Exercise:
Pull out every line below containing the word "title".

──────── Records supplied

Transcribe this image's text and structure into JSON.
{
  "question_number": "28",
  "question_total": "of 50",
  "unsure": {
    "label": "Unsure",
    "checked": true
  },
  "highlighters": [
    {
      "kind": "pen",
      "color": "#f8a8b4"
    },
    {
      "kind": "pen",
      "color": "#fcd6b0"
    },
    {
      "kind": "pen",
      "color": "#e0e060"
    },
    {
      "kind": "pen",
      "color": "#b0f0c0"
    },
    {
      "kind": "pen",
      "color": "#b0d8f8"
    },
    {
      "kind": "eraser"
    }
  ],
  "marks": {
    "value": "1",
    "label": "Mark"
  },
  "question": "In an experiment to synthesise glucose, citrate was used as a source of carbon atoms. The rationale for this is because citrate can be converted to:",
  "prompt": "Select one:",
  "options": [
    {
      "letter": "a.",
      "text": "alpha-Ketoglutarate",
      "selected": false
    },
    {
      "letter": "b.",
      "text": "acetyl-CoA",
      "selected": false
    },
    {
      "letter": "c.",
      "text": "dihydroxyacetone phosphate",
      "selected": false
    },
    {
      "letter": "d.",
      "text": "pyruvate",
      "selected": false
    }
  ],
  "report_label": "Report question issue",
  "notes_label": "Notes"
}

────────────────
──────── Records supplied

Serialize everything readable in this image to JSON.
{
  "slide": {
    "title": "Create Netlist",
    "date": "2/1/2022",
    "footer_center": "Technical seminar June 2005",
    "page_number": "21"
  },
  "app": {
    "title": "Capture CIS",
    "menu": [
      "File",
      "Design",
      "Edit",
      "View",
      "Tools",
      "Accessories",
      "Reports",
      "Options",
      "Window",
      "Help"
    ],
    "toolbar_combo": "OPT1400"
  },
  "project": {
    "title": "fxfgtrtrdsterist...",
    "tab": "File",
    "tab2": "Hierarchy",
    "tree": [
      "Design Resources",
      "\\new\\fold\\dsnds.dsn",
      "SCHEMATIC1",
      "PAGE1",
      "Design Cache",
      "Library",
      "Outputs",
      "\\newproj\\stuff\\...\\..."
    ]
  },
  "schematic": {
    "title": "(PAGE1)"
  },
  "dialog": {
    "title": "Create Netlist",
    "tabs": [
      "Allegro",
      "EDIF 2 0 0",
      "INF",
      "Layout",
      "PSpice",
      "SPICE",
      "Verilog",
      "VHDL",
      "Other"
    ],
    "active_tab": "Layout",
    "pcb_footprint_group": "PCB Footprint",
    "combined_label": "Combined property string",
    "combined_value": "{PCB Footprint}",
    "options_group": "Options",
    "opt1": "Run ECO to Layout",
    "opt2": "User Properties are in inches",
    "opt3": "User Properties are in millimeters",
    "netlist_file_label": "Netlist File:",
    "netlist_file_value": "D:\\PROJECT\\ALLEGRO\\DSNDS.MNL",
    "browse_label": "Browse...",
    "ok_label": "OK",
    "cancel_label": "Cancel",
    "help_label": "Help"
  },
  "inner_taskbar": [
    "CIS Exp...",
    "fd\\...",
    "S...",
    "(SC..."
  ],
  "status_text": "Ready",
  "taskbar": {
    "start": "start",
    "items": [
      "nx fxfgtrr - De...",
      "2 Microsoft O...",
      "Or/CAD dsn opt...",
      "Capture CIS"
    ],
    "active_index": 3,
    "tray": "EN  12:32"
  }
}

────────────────
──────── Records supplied

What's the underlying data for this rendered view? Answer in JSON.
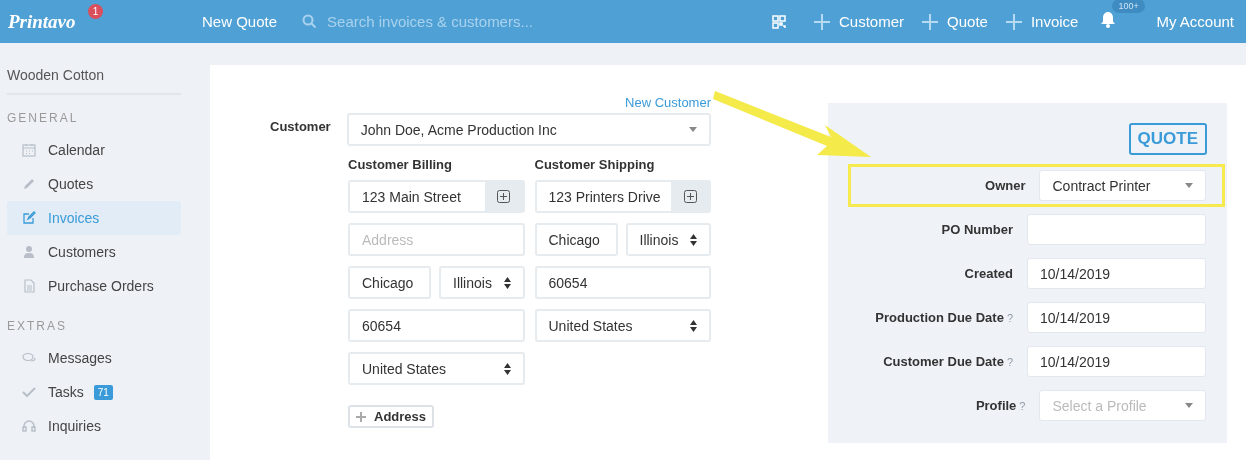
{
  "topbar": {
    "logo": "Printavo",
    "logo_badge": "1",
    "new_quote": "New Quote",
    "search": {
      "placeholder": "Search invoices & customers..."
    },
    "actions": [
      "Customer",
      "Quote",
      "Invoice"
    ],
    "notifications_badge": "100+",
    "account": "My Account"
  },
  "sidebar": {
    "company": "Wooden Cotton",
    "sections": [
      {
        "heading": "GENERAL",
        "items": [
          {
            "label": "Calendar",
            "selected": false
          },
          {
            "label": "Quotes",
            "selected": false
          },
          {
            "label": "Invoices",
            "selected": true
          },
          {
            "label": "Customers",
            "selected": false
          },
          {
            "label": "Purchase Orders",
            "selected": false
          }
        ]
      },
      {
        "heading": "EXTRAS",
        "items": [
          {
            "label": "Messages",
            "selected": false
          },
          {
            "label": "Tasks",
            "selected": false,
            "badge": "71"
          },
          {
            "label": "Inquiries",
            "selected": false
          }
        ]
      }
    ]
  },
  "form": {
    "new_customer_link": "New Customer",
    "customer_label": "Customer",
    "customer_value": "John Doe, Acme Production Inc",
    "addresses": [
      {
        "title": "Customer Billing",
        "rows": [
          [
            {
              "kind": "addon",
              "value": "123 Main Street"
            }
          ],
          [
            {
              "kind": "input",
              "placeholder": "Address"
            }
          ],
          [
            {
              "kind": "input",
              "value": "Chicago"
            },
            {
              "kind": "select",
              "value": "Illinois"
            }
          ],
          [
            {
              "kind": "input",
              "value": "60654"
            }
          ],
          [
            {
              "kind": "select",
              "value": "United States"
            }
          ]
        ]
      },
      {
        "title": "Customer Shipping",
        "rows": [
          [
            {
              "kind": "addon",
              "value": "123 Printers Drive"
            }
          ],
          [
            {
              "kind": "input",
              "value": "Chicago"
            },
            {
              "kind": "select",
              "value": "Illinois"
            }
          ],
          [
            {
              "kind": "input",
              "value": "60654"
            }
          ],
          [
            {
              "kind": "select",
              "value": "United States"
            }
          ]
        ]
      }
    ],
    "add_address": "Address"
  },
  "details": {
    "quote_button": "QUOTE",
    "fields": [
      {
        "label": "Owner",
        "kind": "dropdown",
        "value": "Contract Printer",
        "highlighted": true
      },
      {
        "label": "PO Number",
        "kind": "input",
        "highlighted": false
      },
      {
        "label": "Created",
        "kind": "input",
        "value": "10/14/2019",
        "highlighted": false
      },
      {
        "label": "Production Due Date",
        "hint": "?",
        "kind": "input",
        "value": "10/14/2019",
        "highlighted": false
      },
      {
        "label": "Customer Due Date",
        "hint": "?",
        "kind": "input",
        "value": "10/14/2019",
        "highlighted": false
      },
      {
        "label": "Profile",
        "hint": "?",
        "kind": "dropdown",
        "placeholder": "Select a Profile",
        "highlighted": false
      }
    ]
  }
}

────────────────

Your solution:
    "title": "Create Netlist",
    "title": "Capture CIS",
    "title": "fxfgtrtrdsterist...",
    "title": "(PAGE1)"
    "title": "Create Netlist",
        "title": "Customer Billing",
        "title": "Customer Shipping",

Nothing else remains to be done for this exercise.